The news was released today that the National Endowment for the Arts, the National Endowment for the Humanities and the Corporation for Public Broadcasting were approved for funding that would keep them operational.
The organizations that we were told were going to be killed, defunded, eliminated...weren't...and by subcommittees that actually MAKE these decisions, they were funded, albeit at reduced rates ($5 million in cuts...small potatoes if you're building fighter planes, impactful dollars for relatively little guys like the NEA).
This is seen, and RIGHTLY SO, as a victory for the fine people fighting the good fight to keep these institutions up and working. The Department for Professional Employees, AFL-CIO (DPE) (a coalition of 23 unions representing over four million professional and technical union members) worked it's butt off to help get this funding. It was no small feat. But STILL...
It cannot be enough that the arts community be allowed to continue to skulk around the edges...It cannot be enough that organizations like the DPE and their affiliate unions (who represent professionals in over 300 occupations) have to go to bat time and again to prove vitality and claim validity.
This in no way should diminish the incredible work of all the advocates who kept these scraps on our table. However, it should be noted, this is NOT a victory. This is what was destined to happen all along. The Arts, the Humanities, Public Broadcasting...these are easy whipping boys for a political machine. It is easy to decry them as wasteful and talk big and say they're going to get cut in a "skinny budget". It is ALSO easy to wail at their demise and demand that we be respected and supported. Both of those easy paths get us right here, to where we were always going to be...a slight reduction, a slight diminishment. Another step down but not a complete door slam.
We, as a culture, are content to watch art and artists wither on the vine, but not die. We can waste away, tighten our belts, throw another stone in the soup, and persist. Because we will. Because we are so lucky to have identified our passions. We are so fortunate to know what fuels and feeds us that we are willing to survive on the meagerest of rations.
Artists will work for free.
Artists will work "for exposure".
Most artists, especially young ones, will PAY for the right to make art. It is not a day of victory or celebration when arts organizations are going to continue to be forced to make the choice between paying their artists living wages, and producing or operating at their highest capacity. But this mindset reaches every level of the arts world.
And we at JustArt are just as guilty as anyone in this exploitative cycle. We charge tuition to our student performers to participate in our programming. Because we have to monetize in order to exist we ask young artists to pay for the right to make art. We have chosen to do so with an intention in mind. We have chosen to charge our students a tuition that barely covers the cost of costuming them (let alone licensing material, building sets, fitting out a lighting system, building a website with a blog for the director to muse when he should be preparing to write light cues tomorrow). We have chosen this with the hope that the cost to do the work is outweighed, for the individual, by the benefit of experience and education.

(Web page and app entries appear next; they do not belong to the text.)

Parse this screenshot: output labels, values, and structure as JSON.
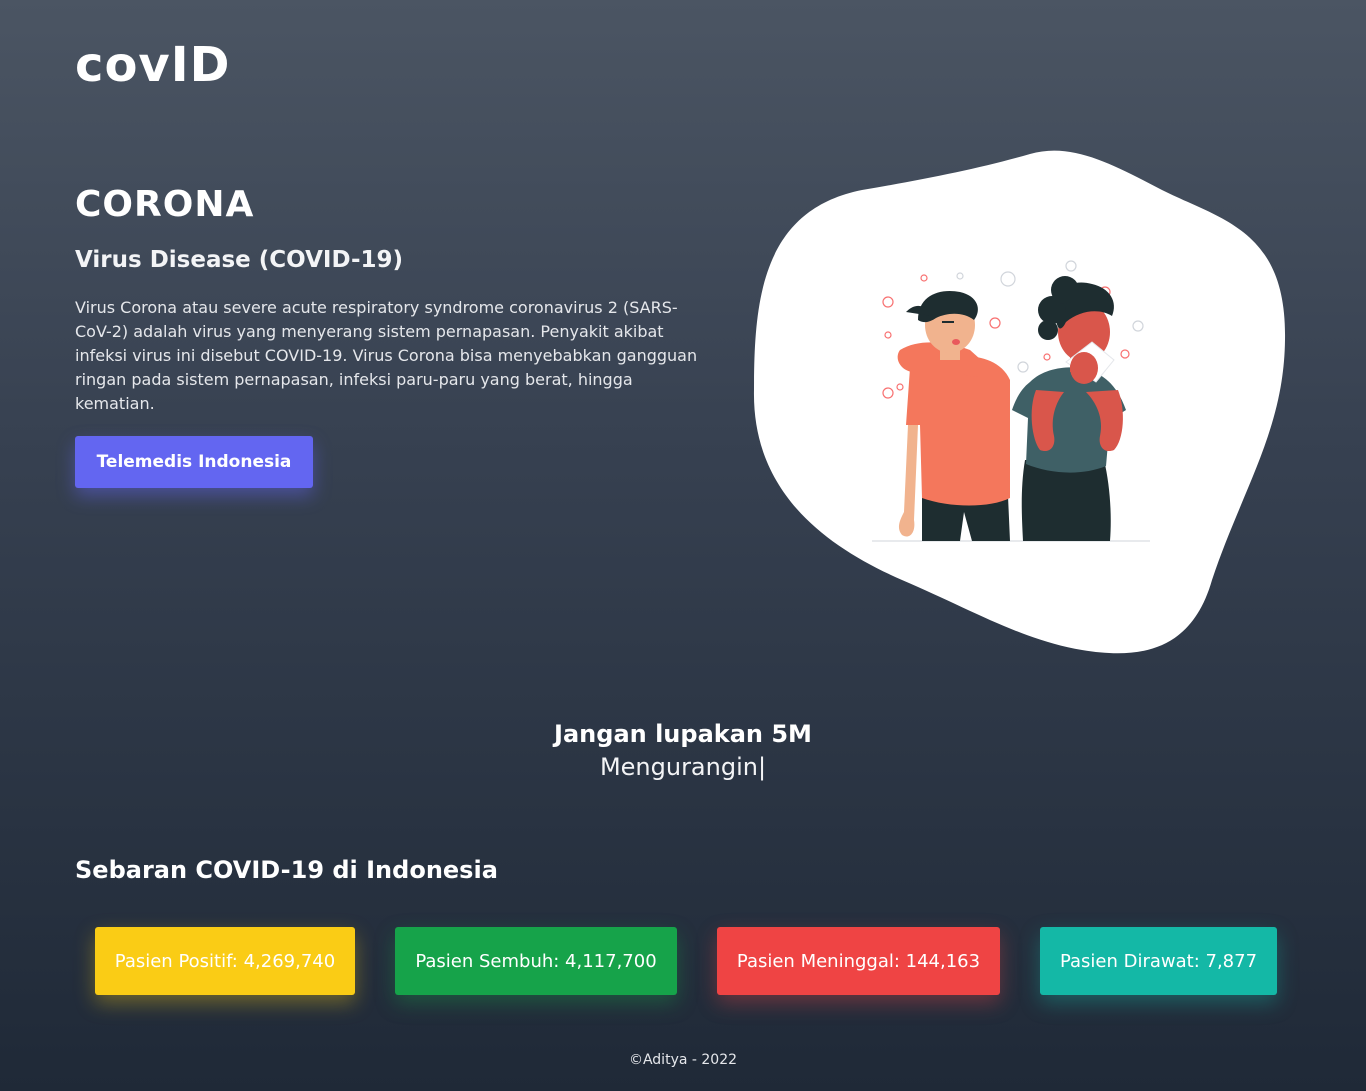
{
  "brand": {
    "logo": "covID"
  },
  "hero": {
    "title": "CORONA",
    "subtitle": "Virus Disease (COVID-19)",
    "description": "Virus Corona atau severe acute respiratory syndrome coronavirus 2 (SARS-CoV-2) adalah virus yang menyerang sistem pernapasan. Penyakit akibat infeksi virus ini disebut COVID-19. Virus Corona bisa menyebabkan gangguan ringan pada sistem pernapasan, infeksi paru-paru yang berat, hingga kematian.",
    "button_label": "Telemedis Indonesia",
    "button_color": "#6366f1"
  },
  "reminder": {
    "title": "Jangan lupakan 5M",
    "typing_text": "Mengurangin|"
  },
  "stats": {
    "section_title": "Sebaran COVID-19 di Indonesia",
    "positif": {
      "label": "Pasien Positif: 4,269,740",
      "color": "#facc15"
    },
    "sembuh": {
      "label": "Pasien Sembuh: 4,117,700",
      "color": "#16a34a"
    },
    "meninggal": {
      "label": "Pasien Meninggal: 144,163",
      "color": "#ef4444"
    },
    "dirawat": {
      "label": "Pasien Dirawat: 7,877",
      "color": "#14b8a6"
    }
  },
  "footer": {
    "text": "©Aditya - 2022"
  },
  "icons": {
    "illustration": "coughing-sneezing-people-illustration"
  }
}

But we have prioritized our staff artists and designers and musicians over our students in this way. We haven't forced these artists to volunteer their services to benefit students at cost to themselves. We have made that choice so that we can pay our designers and musicians the barest bones of a salary. It is a frustrating choice to have to make.
SO...Artmakers...let us feel relief but not celebration when our institutions of support live to fight another day. Let us move forward with an awareness of our own complicity in the operation of a machine that is fueled by the labors of love of the technicians, designers, writers, actors, musicians, directors, composers, filmmakers, painters, sculptors...the weirdos who would, and DO, do it for free.
JustArt actively acknowledges our own benefit and our own privilege within the system. JustArt also promises to do whatever we can to turn this ship. This starts now, when we pay our designers, musicians, music director, etc as much as we can possibly while still trying to break even...
selling out our shows would help here, buy your tickets now...
But it also continues as we pledge to do our best to do better next time. And even better the time after that. Etc etc...
The first step to changing the world is to frankly face the ways in which one benefits from NOT changing. Identifying how the status quo serves us is our first job. Then, once we have done so we can begin to disrupt our own benefit. Disrupt and redirect it until such time as we are obsolete and irrelevant. As proud and as happy as I am to have launched this company, I can't wait for the day when our mission has lost its punch, when the unfairness that we see all around us is balanced. When the scales come out even.
I love that I get to do this work, I am lucky that I get to do this work. I can't wait to shut this company down.